Citing Saturday's turnout and the strong support from unions expected at Monday's immigrant rights demonstrations across the country, John Wilhelm, president of the restaurant and hotel workers division of UNITE-HERE, declared: "There is something profound and powerful taking shape in this country, and not a minute too late."
"What they promised, that the gas prices would go down and that there would be oil revenues from Iraq, has never happened," charged Steve Kramer, vice president of the healthcare workers union 1199 SEIU. "Now we see gas prices at $3, and you don't see them talking about taking the windfall profits they've given Halliburton and Exxon Mobile.
"Union members are connecting how Iraq is part of a larger foreign policy that destabilizes people's countries and economies and forces people to immigrate to survive," says Michael Eisenscher, national coordinator of U.S. Labor Against the War
Sunday, April 30, 2006
Labor for Peace
Labor was out in force on Saturday at the anti-war march.
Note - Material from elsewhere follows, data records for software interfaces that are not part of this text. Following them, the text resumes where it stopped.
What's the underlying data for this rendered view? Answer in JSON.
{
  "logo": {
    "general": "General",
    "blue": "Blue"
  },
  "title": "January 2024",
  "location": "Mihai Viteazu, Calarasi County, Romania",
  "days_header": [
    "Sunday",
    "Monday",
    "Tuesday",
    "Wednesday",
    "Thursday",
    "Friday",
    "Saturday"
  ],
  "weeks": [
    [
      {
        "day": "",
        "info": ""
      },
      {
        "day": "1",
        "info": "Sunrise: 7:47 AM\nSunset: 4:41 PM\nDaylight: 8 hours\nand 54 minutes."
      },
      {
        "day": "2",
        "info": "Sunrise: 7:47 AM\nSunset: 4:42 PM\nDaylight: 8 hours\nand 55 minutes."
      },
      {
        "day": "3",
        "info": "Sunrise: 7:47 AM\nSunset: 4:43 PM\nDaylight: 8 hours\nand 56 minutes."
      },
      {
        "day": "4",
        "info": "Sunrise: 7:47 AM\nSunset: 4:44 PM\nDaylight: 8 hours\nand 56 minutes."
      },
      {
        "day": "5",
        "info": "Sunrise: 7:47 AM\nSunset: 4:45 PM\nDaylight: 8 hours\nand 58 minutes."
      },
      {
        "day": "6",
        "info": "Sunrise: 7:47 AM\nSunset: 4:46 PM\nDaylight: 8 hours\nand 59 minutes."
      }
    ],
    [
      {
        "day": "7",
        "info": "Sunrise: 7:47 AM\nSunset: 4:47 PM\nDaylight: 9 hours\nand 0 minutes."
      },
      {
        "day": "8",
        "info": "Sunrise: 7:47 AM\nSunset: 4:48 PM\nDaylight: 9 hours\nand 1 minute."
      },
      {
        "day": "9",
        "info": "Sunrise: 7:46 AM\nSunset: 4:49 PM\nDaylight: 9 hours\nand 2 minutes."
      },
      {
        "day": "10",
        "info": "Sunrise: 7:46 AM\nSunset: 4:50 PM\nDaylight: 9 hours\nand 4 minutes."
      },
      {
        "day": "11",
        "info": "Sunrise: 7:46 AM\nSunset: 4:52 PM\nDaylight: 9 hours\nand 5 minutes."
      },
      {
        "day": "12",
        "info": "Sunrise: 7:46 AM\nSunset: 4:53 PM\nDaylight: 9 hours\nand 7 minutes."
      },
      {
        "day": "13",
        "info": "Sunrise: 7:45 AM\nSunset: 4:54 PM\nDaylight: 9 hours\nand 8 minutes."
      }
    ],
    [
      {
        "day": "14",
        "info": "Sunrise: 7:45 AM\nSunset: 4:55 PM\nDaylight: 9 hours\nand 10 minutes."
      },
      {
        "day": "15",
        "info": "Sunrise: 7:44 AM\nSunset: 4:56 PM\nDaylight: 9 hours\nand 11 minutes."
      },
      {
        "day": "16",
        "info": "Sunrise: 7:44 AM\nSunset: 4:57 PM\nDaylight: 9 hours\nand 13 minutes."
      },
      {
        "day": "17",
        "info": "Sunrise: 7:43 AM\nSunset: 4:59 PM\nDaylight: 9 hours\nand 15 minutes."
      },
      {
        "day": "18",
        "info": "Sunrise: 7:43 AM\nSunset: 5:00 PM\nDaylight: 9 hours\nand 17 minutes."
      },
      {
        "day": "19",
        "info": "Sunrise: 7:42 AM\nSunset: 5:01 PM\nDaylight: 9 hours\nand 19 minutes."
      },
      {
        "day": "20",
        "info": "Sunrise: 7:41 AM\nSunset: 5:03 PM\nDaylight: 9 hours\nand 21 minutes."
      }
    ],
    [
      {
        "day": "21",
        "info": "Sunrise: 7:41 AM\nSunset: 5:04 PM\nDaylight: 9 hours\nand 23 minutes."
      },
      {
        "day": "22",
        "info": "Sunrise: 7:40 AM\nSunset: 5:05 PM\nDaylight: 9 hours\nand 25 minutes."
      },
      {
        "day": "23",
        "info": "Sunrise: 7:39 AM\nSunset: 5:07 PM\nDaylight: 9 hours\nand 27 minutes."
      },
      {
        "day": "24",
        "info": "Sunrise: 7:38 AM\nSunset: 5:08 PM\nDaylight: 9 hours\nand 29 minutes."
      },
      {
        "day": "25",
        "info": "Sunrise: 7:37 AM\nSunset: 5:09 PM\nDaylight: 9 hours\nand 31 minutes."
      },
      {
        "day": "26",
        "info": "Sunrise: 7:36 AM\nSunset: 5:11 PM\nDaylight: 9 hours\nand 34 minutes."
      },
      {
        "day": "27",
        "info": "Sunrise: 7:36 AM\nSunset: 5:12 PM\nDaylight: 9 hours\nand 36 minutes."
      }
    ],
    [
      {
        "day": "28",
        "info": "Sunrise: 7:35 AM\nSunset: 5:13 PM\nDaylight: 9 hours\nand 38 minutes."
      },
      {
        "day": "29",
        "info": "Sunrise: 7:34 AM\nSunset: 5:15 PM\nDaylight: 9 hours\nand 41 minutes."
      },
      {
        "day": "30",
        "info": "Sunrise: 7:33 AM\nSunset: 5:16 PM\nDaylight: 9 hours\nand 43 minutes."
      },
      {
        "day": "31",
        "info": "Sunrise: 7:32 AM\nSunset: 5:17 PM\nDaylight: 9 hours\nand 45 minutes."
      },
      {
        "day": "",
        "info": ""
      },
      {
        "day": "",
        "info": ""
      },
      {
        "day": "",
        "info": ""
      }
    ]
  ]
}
Sarah Ferguson writes on the Village Voice's Power Plays blog:
Posted by Alex Navarro at 10:42 AM